[Entries from a dataset of interfaces]
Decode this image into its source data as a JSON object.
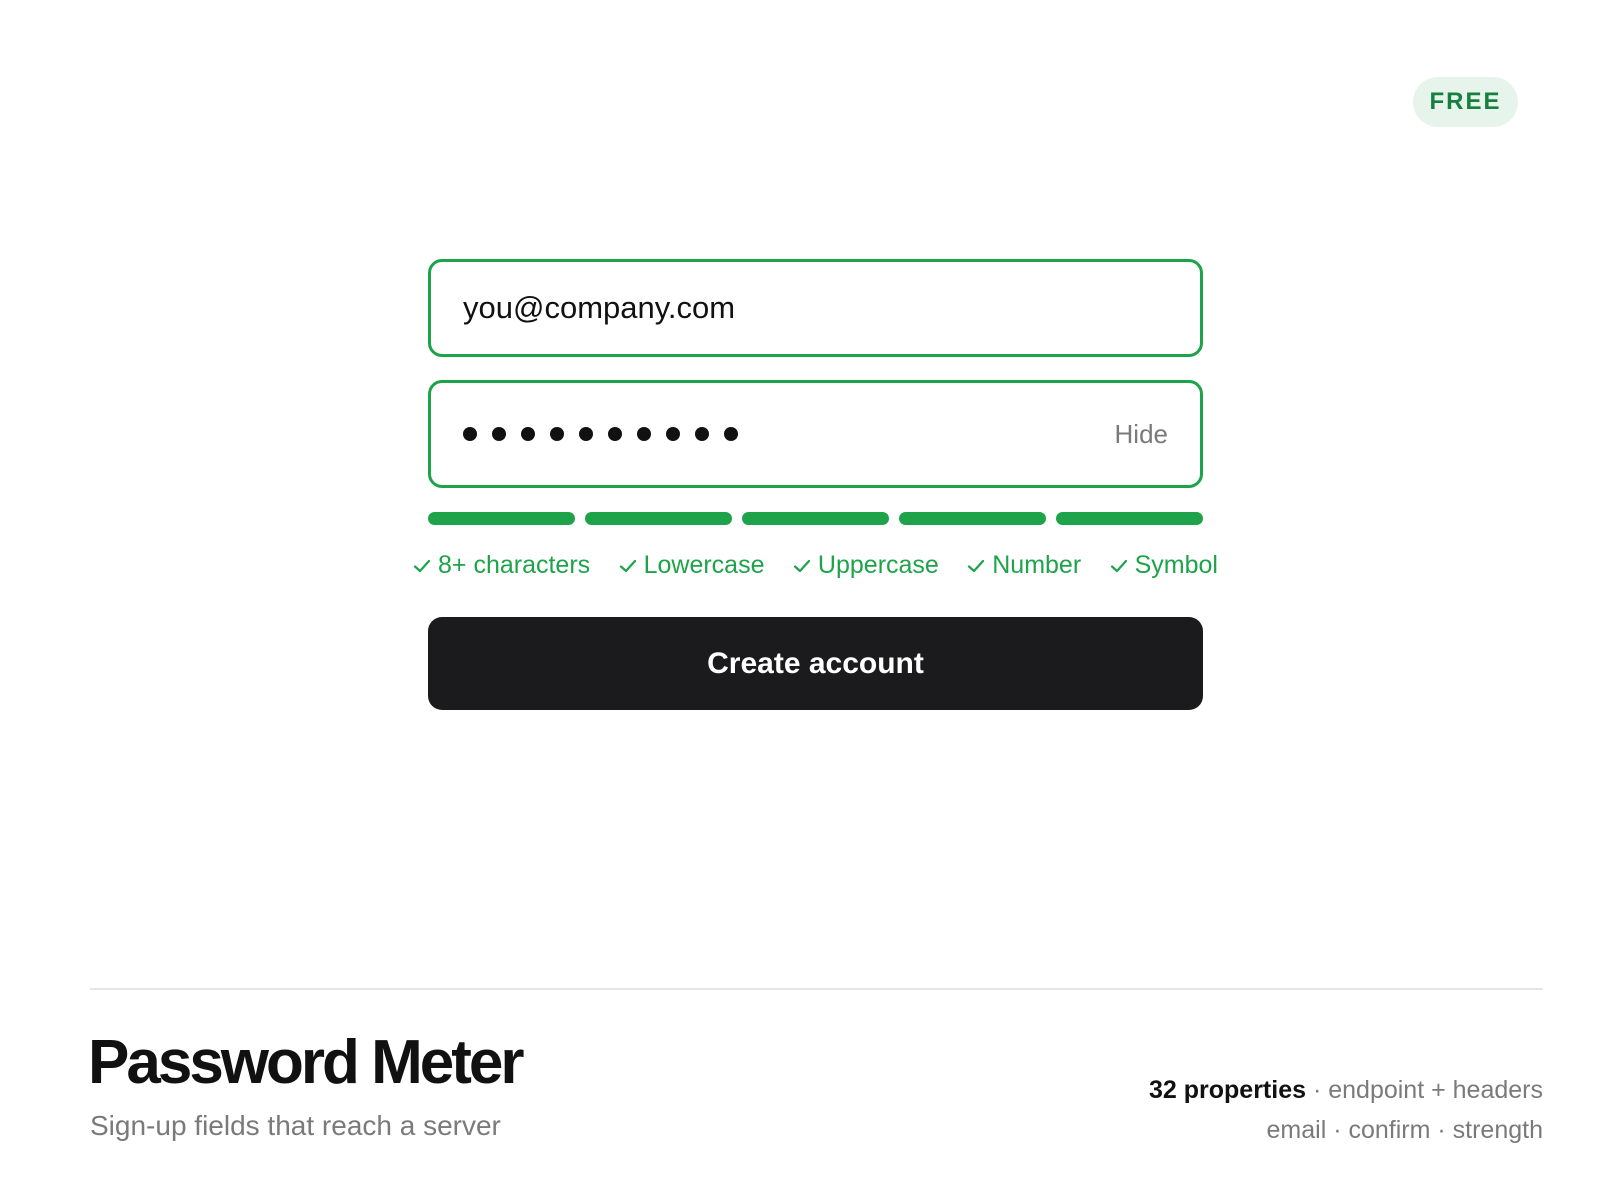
{
  "badge": {
    "label": "FREE"
  },
  "form": {
    "email": {
      "value": "you@company.com"
    },
    "password": {
      "masked_length": 10,
      "toggle_label": "Hide"
    },
    "strength": {
      "filled_segments": 5,
      "total_segments": 5,
      "color": "#1ea34a"
    },
    "requirements": [
      {
        "label": "8+ characters",
        "met": true
      },
      {
        "label": "Lowercase",
        "met": true
      },
      {
        "label": "Uppercase",
        "met": true
      },
      {
        "label": "Number",
        "met": true
      },
      {
        "label": "Symbol",
        "met": true
      }
    ],
    "submit_label": "Create account"
  },
  "footer": {
    "title": "Password Meter",
    "subtitle": "Sign-up fields that reach a server",
    "properties_count": "32 properties",
    "meta_line1_rest": " · endpoint + headers",
    "meta_line2": "email · confirm · strength"
  },
  "colors": {
    "accent": "#1ea34a",
    "button_bg": "#1b1b1d",
    "badge_bg": "#e6f4eb",
    "badge_text": "#17803f",
    "muted_text": "#7a7a7a"
  },
  "icons": {
    "requirement_met": "check-icon"
  }
}
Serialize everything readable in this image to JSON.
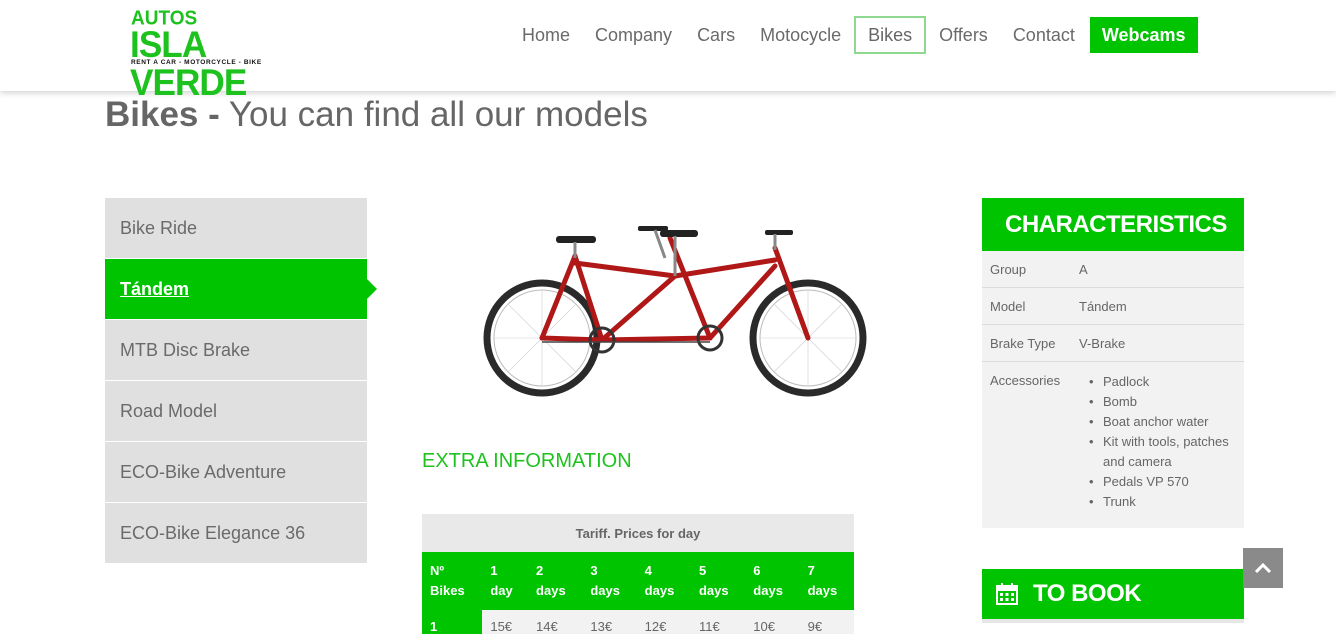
{
  "brand": {
    "line1": "AUTOS",
    "line2": "ISLA VERDE",
    "tagline": "RENT A CAR - MOTORCYCLE - BIKE"
  },
  "nav": {
    "home": "Home",
    "company": "Company",
    "cars": "Cars",
    "motocycle": "Motocycle",
    "bikes": "Bikes",
    "offers": "Offers",
    "contact": "Contact",
    "webcams": "Webcams"
  },
  "page": {
    "title_bold": "Bikes -",
    "title_rest": "You can find all our models"
  },
  "sidebar": {
    "items": [
      {
        "label": "Bike Ride"
      },
      {
        "label": "Tándem"
      },
      {
        "label": "MTB Disc Brake"
      },
      {
        "label": "Road Model"
      },
      {
        "label": "ECO-Bike Adventure"
      },
      {
        "label": "ECO-Bike Elegance 36"
      }
    ]
  },
  "extra": {
    "title": "EXTRA INFORMATION",
    "tariff_caption": "Tariff. Prices for day",
    "headers": [
      [
        "Nº",
        "Bikes"
      ],
      [
        "1",
        "day"
      ],
      [
        "2",
        "days"
      ],
      [
        "3",
        "days"
      ],
      [
        "4",
        "days"
      ],
      [
        "5",
        "days"
      ],
      [
        "6",
        "days"
      ],
      [
        "7",
        "days"
      ]
    ],
    "rows": [
      [
        "1",
        "15€",
        "14€",
        "13€",
        "12€",
        "11€",
        "10€",
        "9€"
      ]
    ]
  },
  "characteristics": {
    "title": "CHARACTERISTICS",
    "group_label": "Group",
    "group_value": "A",
    "model_label": "Model",
    "model_value": "Tándem",
    "brake_label": "Brake Type",
    "brake_value": "V-Brake",
    "accessories_label": "Accessories",
    "accessories": [
      "Padlock",
      "Bomb",
      "Boat anchor water",
      "Kit with tools, patches and camera",
      "Pedals VP 570",
      "Trunk"
    ]
  },
  "book": {
    "label": "TO BOOK",
    "icon": "calendar-icon"
  },
  "scroll": {
    "icon": "chevron-up-icon"
  },
  "colors": {
    "accent": "#00c400",
    "text": "#666666",
    "panel": "#e0e0e0",
    "bike": "#b01818"
  }
}
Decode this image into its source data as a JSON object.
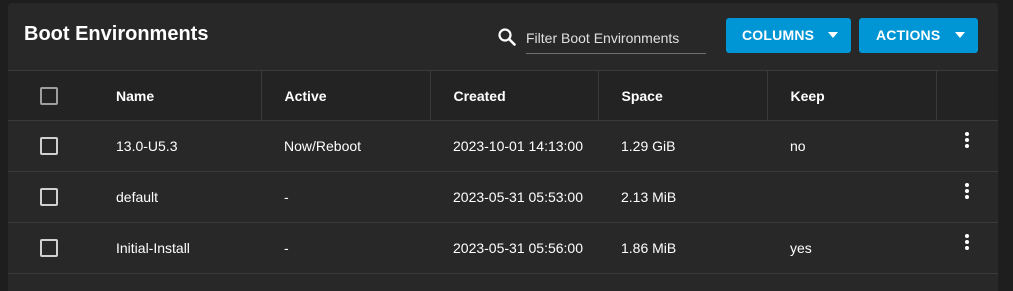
{
  "header": {
    "title": "Boot Environments",
    "search_placeholder": "Filter Boot Environments",
    "search_value": "",
    "columns_button": "COLUMNS",
    "actions_button": "ACTIONS"
  },
  "table": {
    "columns": [
      "Name",
      "Active",
      "Created",
      "Space",
      "Keep"
    ],
    "rows": [
      {
        "name": "13.0-U5.3",
        "active": "Now/Reboot",
        "created": "2023-10-01 14:13:00",
        "space": "1.29 GiB",
        "keep": "no"
      },
      {
        "name": "default",
        "active": "-",
        "created": "2023-05-31 05:53:00",
        "space": "2.13 MiB",
        "keep": ""
      },
      {
        "name": "Initial-Install",
        "active": "-",
        "created": "2023-05-31 05:56:00",
        "space": "1.86 MiB",
        "keep": "yes"
      }
    ]
  },
  "colors": {
    "page_background": "#1e1e1e",
    "card_background": "#282828",
    "accent_button": "#0095d5",
    "text": "#ffffff",
    "divider": "#3a3a3a"
  },
  "icons": {
    "search": "search-icon",
    "caret": "caret-down-icon",
    "row_menu": "more-vert-icon",
    "checkbox": "checkbox-icon"
  }
}
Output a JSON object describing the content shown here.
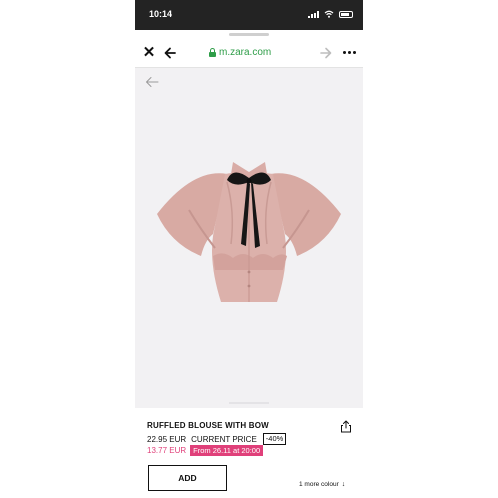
{
  "status_bar": {
    "time": "10:14"
  },
  "browser": {
    "url": "m.zara.com",
    "close_icon": "close-icon",
    "back_icon": "arrow-left-icon",
    "forward_icon": "arrow-right-icon",
    "more_icon": "more-horizontal-icon",
    "lock_icon": "lock-icon",
    "url_color": "#2e9d48"
  },
  "product": {
    "image_alt_icon": "blouse-image",
    "title": "RUFFLED BLOUSE WITH BOW",
    "original_price": "22.95 EUR",
    "current_price_label": "CURRENT PRICE",
    "discount": "-40%",
    "sale_price": "13.77 EUR",
    "promo": "From 26.11 at 20:00",
    "add_label": "ADD",
    "more_colours": "1 more colour",
    "accent_color": "#e0407a"
  }
}
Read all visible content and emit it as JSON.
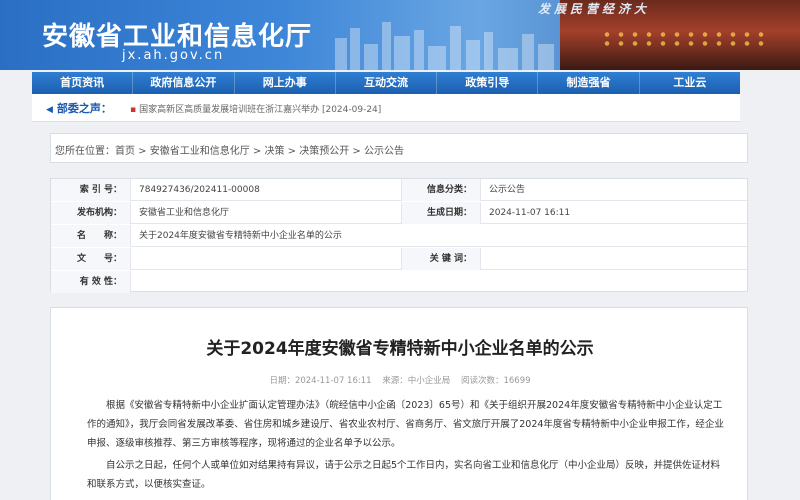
{
  "header": {
    "site_title": "安徽省工业和信息化厅",
    "site_url": "jx.ah.gov.cn",
    "banner_caption": "发展民营经济大"
  },
  "nav": {
    "items": [
      "首页资讯",
      "政府信息公开",
      "网上办事",
      "互动交流",
      "政策引导",
      "制造强省",
      "工业云"
    ]
  },
  "sub_nav": {
    "label": "部委之声：",
    "news": "国家高新区高质量发展培训班在浙江嘉兴举办 [2024-09-24]"
  },
  "breadcrumb": {
    "prefix": "您所在位置：",
    "items": [
      "首页",
      "安徽省工业和信息化厅",
      "决策",
      "决策预公开",
      "公示公告"
    ]
  },
  "info": {
    "index_label": "索 引 号：",
    "index_value": "784927436/202411-00008",
    "category_label": "信息分类：",
    "category_value": "公示公告",
    "publisher_label": "发布机构：",
    "publisher_value": "安徽省工业和信息化厅",
    "date_label": "生成日期：",
    "date_value": "2024-11-07 16:11",
    "name_label": "名　　称：",
    "name_value": "关于2024年度安徽省专精特新中小企业名单的公示",
    "doc_label": "文　　号：",
    "doc_value": "",
    "keyword_label": "关 键 词：",
    "keyword_value": "",
    "valid_label": "有 效 性：",
    "valid_value": ""
  },
  "article": {
    "title": "关于2024年度安徽省专精特新中小企业名单的公示",
    "meta_date": "日期：2024-11-07 16:11",
    "meta_source": "来源：中小企业局",
    "meta_views": "阅读次数：16699",
    "para1": "根据《安徽省专精特新中小企业扩面认定管理办法》（皖经信中小企函〔2023〕65号）和《关于组织开展2024年度安徽省专精特新中小企业认定工作的通知》，我厅会同省发展改革委、省住房和城乡建设厅、省农业农村厅、省商务厅、省文旅厅开展了2024年度省专精特新中小企业申报工作，经企业申报、逐级审核推荐、第三方审核等程序，现将通过的企业名单予以公示。",
    "para2": "自公示之日起，任何个人或单位如对结果持有异议，请于公示之日起5个工作日内，实名向省工业和信息化厅（中小企业局）反映，并提供佐证材料和联系方式，以便核实查证。"
  }
}
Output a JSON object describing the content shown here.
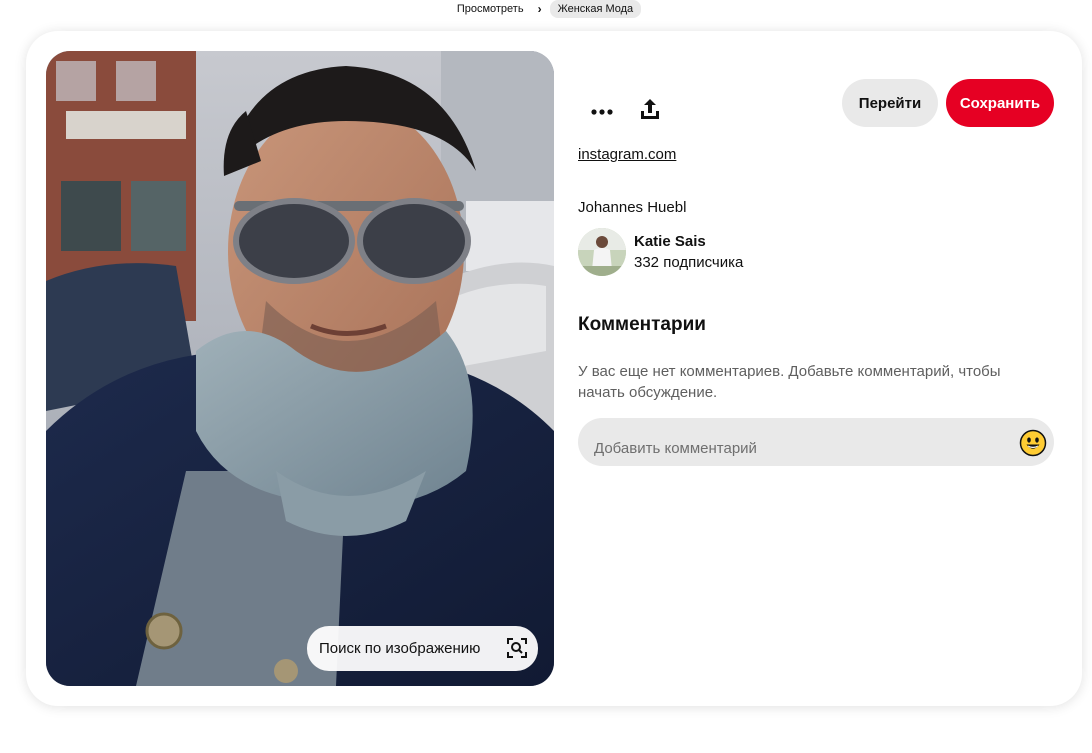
{
  "breadcrumb": {
    "items": [
      "Просмотреть",
      "Женская Мода"
    ]
  },
  "image_search": {
    "label": "Поиск по изображению"
  },
  "actions": {
    "more_icon": "more-dots-icon",
    "share_icon": "share-upload-icon",
    "go_label": "Перейти",
    "save_label": "Сохранить"
  },
  "pin": {
    "source": "instagram.com",
    "title": "Johannes Huebl"
  },
  "author": {
    "name": "Katie Sais",
    "followers": "332 подписчика"
  },
  "comments": {
    "title": "Комментарии",
    "empty_text": "У вас еще нет комментариев. Добавьте комментарий, чтобы начать обсуждение.",
    "placeholder": "Добавить комментарий",
    "emoji_icon": "smiley-emoji-icon"
  },
  "colors": {
    "brand_red": "#e60023",
    "button_gray": "#e9e9e9"
  }
}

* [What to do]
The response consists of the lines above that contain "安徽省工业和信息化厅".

* [Answer space]
    "site_title": "安徽省工业和信息化厅",
      "安徽省工业和信息化厅",
    "publisher_value": "安徽省工业和信息化厅",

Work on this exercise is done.